# Problem statement
Every line below that carries the word "Miles" needs to be copied.

# Source data

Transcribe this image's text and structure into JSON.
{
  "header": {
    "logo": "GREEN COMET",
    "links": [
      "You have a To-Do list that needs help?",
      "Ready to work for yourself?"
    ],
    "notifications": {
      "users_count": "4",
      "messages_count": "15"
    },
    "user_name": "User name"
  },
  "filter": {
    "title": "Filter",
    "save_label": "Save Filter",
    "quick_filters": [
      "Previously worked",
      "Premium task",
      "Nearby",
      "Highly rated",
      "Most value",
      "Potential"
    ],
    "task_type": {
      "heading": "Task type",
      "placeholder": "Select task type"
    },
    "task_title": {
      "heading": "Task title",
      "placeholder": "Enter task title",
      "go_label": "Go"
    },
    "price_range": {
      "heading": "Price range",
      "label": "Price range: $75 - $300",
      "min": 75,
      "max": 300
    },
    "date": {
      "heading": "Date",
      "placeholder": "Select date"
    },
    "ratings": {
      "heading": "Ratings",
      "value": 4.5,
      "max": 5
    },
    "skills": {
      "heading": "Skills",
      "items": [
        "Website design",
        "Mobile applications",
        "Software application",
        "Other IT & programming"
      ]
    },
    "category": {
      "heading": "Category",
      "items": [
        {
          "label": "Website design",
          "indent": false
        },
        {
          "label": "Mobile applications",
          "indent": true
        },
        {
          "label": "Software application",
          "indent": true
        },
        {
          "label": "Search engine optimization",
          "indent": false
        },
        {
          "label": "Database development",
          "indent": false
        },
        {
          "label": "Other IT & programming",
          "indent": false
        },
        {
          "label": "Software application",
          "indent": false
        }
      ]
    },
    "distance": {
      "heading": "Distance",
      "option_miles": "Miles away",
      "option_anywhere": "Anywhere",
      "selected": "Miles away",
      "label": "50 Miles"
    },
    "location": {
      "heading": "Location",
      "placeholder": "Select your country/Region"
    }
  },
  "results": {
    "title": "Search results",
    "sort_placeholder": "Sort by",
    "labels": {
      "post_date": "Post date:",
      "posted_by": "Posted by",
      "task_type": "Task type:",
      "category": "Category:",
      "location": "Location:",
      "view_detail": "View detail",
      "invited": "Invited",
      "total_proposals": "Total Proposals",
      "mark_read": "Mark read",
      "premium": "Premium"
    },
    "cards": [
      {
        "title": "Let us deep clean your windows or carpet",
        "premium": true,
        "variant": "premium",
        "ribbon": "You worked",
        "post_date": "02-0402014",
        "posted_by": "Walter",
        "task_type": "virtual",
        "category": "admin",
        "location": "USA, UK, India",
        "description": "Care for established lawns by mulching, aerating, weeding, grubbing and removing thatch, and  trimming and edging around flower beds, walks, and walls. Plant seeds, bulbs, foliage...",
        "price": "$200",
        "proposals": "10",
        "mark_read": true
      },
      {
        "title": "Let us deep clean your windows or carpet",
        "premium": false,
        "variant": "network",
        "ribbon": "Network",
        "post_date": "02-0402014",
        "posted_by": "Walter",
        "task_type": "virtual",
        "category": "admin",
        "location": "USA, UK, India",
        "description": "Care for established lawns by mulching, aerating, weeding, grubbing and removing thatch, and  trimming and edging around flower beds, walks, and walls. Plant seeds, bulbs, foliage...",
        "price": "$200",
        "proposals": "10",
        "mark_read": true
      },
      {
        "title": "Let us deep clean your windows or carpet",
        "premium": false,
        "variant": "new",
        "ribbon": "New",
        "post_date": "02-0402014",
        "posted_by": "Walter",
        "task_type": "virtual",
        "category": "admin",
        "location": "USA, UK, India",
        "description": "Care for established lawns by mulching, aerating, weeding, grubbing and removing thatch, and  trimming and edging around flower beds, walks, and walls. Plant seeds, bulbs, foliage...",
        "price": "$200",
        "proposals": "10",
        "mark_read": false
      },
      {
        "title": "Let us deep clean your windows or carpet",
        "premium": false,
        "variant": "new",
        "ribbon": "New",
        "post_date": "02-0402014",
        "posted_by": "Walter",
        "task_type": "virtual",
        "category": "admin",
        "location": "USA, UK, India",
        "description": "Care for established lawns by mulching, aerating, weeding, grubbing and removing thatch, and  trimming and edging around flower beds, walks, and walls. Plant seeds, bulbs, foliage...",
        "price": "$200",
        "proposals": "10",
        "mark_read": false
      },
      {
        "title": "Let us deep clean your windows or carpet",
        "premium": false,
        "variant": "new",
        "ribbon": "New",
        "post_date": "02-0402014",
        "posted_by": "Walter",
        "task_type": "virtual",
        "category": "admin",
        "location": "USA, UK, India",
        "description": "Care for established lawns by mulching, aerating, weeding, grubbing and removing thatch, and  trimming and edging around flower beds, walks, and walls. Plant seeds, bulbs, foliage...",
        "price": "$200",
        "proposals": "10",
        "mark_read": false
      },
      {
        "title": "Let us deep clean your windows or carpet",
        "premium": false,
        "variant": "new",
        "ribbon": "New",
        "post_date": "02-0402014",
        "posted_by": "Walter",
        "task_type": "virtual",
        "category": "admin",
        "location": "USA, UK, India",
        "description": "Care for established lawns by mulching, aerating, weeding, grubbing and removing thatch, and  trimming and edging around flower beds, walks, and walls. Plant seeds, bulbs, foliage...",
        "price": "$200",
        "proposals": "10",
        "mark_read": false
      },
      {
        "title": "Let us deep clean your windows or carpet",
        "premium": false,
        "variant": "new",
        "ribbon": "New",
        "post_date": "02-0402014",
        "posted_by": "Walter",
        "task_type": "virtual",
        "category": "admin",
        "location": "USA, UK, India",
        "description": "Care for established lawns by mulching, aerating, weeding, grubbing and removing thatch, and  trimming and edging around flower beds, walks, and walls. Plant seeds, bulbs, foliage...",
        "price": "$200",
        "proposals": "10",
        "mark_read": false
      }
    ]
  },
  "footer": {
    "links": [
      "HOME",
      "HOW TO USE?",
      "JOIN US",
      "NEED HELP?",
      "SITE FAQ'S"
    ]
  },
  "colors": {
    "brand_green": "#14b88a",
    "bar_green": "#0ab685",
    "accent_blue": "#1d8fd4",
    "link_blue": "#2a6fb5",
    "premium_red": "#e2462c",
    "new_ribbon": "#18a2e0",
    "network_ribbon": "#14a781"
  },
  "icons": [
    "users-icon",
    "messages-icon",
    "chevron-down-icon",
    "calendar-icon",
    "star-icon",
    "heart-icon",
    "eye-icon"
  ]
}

# Exercise answer
      "option_miles": "Miles away",
      "selected": "Miles away",
      "label": "50 Miles"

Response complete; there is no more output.